If you needed further evidence of Sewell’s athleticism, check out this screen play. Sewell releases into the secondary and destroys the defensive back!
What’s really impressive about how Sewell blocks in space on screens and pulling plays is how rarely he is penalized. He doesn’t always get where he needs to be to make these blocks, but where other offensive linemen will block in the back and draw a flag, Sewell has the processing skills and body control to pull up and not make the illegal block. This kind of spatial awareness is very odd and stands out on his film.
Sewell has a tendency to either lean on defenders or get to high with his pad level. He showed improvement over the course of the season, but it is still something that he will need to work on as he gets back into the swing of things after not playing for a year.
Many of you may be asking yourself, “If Sewell is a left tackle, what are they going to do with Jonah Williams?”
I wouldn’t worry about it. One of them can switch to right tackle and it will give this team excellent bookend tackles for the next few years.
If it were me, I’d put Sewell on the right side for a few reasons.
The first is that Williams has done an excellent job at left tackle. He is without a doubt the best player on the Bengals’ offensive line. No need to mess with that. Leave him where he is.
Second, Sewell is only 20 years old. Although his muscle memory may be built around playing left tackle, he is very young and will adapt.

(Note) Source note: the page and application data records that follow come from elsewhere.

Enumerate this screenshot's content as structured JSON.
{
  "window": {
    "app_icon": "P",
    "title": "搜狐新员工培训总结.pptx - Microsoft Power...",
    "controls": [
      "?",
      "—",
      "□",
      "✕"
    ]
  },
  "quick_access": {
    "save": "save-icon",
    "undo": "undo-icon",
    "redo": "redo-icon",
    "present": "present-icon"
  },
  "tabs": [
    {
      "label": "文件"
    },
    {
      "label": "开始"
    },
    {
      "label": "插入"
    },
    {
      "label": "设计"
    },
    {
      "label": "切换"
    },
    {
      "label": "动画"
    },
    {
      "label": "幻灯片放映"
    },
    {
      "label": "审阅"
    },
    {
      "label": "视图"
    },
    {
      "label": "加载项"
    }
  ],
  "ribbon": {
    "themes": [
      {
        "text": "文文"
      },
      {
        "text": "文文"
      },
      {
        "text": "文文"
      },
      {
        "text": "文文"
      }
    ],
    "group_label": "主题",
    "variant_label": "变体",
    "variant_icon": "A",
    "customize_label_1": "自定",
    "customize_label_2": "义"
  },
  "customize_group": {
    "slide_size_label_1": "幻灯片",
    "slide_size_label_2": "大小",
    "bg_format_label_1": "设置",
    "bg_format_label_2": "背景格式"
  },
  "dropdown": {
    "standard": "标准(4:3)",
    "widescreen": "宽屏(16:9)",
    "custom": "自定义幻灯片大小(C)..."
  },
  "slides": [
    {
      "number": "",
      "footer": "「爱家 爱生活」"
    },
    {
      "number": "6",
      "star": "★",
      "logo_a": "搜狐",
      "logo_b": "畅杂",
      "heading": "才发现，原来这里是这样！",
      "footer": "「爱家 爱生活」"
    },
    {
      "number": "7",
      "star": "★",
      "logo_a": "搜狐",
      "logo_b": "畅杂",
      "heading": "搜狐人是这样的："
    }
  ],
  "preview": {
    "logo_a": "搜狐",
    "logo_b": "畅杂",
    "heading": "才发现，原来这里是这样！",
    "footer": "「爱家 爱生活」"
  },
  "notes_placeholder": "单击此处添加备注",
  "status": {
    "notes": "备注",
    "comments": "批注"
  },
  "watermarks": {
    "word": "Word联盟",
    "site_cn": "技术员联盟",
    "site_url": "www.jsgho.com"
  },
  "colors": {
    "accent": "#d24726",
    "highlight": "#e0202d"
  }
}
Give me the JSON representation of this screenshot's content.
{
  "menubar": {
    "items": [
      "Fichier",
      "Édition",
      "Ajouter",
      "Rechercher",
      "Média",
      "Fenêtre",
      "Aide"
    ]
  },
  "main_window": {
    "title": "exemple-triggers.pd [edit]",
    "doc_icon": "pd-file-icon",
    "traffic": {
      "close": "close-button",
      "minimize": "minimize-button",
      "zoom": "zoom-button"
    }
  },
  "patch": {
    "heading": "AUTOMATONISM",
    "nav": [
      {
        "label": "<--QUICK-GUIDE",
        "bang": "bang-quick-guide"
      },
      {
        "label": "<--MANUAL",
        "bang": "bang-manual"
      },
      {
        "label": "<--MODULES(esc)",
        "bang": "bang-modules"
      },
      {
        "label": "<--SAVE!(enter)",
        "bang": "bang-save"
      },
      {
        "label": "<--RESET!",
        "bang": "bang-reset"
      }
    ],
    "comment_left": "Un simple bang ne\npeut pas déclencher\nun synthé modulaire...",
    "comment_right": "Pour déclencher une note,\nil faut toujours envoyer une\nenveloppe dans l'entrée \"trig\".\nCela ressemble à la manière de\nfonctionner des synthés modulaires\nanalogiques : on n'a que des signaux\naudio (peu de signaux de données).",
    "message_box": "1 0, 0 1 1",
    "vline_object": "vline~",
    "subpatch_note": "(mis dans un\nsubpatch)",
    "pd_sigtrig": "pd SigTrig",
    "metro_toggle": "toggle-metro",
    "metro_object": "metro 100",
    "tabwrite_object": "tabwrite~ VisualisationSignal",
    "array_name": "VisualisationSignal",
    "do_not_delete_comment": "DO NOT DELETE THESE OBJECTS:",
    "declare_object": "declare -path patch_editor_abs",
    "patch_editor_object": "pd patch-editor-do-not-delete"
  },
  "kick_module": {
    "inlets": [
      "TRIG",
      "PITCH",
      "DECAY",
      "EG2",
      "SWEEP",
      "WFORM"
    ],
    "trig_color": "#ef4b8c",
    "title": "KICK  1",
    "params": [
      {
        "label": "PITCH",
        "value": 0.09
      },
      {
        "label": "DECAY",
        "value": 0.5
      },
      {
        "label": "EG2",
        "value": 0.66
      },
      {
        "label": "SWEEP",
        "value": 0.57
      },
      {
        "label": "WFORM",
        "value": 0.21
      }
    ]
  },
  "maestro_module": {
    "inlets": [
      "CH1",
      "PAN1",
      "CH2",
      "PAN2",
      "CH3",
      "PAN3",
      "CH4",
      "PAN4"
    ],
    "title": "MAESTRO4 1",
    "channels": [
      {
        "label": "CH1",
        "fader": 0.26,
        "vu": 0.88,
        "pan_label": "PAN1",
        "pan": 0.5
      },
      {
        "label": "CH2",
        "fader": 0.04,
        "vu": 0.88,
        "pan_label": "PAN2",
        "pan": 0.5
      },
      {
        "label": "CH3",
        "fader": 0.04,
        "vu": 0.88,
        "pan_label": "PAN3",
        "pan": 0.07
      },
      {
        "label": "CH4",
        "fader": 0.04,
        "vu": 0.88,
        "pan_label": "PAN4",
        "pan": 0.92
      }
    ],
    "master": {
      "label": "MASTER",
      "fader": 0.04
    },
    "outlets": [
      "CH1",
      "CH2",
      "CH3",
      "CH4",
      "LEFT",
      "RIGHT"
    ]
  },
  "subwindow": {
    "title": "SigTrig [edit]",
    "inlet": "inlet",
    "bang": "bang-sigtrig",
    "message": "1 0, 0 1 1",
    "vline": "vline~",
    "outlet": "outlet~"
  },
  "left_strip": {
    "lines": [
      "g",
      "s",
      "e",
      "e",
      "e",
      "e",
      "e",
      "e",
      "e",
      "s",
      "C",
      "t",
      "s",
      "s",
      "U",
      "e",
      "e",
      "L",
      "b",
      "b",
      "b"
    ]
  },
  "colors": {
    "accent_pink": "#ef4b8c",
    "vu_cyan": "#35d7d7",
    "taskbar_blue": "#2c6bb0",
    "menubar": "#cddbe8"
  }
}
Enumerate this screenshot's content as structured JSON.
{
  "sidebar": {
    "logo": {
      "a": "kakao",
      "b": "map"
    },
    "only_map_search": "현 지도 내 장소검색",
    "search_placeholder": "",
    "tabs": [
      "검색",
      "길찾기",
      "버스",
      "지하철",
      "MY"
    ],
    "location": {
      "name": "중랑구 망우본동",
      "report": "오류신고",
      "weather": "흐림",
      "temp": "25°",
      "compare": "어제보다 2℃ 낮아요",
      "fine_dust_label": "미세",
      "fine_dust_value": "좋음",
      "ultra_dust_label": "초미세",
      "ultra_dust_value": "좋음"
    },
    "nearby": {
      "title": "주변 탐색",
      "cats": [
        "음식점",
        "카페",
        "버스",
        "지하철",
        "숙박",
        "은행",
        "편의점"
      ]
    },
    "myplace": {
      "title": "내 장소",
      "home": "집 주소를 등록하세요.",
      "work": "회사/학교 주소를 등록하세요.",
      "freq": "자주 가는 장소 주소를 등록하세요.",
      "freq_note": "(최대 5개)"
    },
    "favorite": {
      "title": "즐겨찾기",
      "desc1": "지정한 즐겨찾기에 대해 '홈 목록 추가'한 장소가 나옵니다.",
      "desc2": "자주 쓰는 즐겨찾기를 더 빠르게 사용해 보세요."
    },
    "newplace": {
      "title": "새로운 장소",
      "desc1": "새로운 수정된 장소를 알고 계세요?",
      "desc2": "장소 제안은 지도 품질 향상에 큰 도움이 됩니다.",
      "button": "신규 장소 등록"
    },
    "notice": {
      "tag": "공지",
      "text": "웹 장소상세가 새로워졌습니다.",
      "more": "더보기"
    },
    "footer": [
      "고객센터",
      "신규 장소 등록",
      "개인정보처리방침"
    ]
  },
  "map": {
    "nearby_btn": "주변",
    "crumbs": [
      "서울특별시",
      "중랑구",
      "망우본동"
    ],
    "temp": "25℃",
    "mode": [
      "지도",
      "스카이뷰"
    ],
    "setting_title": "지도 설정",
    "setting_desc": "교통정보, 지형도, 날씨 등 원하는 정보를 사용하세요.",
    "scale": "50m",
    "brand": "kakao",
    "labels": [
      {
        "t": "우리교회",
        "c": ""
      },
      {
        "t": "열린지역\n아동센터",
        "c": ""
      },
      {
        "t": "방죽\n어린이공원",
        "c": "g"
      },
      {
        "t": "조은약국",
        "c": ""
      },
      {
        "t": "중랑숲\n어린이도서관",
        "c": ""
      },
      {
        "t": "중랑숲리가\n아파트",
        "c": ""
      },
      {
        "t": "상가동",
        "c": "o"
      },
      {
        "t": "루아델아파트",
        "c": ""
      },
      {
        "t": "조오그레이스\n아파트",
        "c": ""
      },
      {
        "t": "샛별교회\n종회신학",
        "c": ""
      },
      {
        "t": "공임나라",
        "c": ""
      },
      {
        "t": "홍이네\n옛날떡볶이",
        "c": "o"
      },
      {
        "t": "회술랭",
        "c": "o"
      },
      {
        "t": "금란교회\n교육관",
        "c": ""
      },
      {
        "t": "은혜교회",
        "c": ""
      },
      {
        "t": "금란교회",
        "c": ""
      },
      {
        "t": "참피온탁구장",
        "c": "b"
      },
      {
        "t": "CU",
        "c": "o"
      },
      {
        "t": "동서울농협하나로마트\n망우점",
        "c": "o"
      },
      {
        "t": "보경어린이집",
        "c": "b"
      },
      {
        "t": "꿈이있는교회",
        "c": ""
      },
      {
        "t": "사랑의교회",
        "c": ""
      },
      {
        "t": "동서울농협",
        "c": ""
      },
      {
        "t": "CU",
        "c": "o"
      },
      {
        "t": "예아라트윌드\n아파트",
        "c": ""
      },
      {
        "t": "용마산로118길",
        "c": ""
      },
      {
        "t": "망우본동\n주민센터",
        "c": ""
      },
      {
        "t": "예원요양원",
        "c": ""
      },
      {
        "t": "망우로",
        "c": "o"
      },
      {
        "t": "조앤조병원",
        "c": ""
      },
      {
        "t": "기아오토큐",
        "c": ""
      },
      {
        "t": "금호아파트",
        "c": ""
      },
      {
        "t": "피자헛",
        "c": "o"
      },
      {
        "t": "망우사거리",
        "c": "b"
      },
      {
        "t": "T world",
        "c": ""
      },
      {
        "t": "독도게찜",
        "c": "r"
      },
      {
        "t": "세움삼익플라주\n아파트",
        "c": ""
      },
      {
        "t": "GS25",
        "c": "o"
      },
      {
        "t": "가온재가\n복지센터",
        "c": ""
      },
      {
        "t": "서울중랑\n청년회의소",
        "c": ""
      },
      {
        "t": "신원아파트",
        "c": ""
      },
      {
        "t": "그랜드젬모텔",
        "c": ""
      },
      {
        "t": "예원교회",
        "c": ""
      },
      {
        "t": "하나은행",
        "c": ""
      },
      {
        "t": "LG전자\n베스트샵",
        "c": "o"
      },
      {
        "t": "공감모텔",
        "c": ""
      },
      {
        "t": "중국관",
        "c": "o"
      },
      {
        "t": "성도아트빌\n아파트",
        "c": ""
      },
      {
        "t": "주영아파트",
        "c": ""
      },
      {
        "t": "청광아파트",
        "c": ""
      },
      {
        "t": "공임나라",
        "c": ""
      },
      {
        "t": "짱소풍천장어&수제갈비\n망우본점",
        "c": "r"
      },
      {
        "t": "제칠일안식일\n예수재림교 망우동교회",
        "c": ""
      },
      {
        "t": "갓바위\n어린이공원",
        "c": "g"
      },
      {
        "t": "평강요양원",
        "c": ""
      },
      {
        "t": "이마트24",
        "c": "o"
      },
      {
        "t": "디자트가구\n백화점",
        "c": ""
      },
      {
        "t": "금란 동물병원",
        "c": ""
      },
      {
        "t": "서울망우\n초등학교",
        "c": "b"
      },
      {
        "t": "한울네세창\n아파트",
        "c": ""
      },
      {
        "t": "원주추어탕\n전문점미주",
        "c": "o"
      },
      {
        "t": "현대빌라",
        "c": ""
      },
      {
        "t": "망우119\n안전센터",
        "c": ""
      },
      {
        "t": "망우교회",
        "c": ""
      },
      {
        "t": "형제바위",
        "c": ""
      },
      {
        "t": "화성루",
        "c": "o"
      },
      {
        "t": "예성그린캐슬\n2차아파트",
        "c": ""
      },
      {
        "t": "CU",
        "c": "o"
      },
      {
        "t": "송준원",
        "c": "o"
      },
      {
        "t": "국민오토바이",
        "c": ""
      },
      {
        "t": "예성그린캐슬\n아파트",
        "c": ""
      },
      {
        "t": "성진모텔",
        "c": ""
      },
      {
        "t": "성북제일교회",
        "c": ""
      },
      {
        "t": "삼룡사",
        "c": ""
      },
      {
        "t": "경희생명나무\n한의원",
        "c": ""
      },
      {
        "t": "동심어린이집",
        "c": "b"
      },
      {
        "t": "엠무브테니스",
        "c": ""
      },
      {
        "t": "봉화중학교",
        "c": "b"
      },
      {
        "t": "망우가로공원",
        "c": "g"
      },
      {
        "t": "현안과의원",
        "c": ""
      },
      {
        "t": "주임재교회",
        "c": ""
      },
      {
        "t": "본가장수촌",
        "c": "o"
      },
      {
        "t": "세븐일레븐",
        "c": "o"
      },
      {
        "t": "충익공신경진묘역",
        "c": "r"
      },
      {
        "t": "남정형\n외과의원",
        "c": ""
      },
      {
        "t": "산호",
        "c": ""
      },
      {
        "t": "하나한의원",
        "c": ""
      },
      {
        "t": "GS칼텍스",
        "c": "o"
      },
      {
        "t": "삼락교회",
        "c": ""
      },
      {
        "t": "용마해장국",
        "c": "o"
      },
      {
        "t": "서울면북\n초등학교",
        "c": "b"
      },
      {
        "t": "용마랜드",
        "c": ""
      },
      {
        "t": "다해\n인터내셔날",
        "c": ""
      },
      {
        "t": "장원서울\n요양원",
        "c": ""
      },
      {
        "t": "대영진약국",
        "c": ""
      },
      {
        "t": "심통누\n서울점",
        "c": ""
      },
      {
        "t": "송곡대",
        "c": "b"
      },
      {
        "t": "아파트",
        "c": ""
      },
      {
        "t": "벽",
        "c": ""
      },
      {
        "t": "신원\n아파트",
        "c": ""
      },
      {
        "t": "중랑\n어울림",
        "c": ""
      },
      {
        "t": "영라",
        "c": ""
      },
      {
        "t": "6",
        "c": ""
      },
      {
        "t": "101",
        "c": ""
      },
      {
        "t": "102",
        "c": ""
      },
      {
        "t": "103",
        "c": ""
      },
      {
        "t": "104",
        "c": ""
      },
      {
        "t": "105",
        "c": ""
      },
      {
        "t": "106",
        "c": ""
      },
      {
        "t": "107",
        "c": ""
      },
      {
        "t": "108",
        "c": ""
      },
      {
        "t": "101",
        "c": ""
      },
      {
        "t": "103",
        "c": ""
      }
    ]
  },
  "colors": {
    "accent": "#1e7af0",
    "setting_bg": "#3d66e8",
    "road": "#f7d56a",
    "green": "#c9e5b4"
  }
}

The third is that in today’s NFL, the blindside doesn’t matter as much as it once did and in the AFC North in particular it is the right tackle who has to deal with the division’s best pass rusher, Pittsburgh’s T.J. Watt.
Finally, teams tend to run the ball more to the right and run blocking is the strength of Sewell’s game, whereas pass blocking is the strength of Williams’. (They are both very good in both areas.) Jonah left, Penei right works to their strengths.
You can see what makes people so excited about Sewell. He is a special athlete and powerful blocker. His play steadily improved over the course of last season and at only 20 years old his ascension is likely to continue.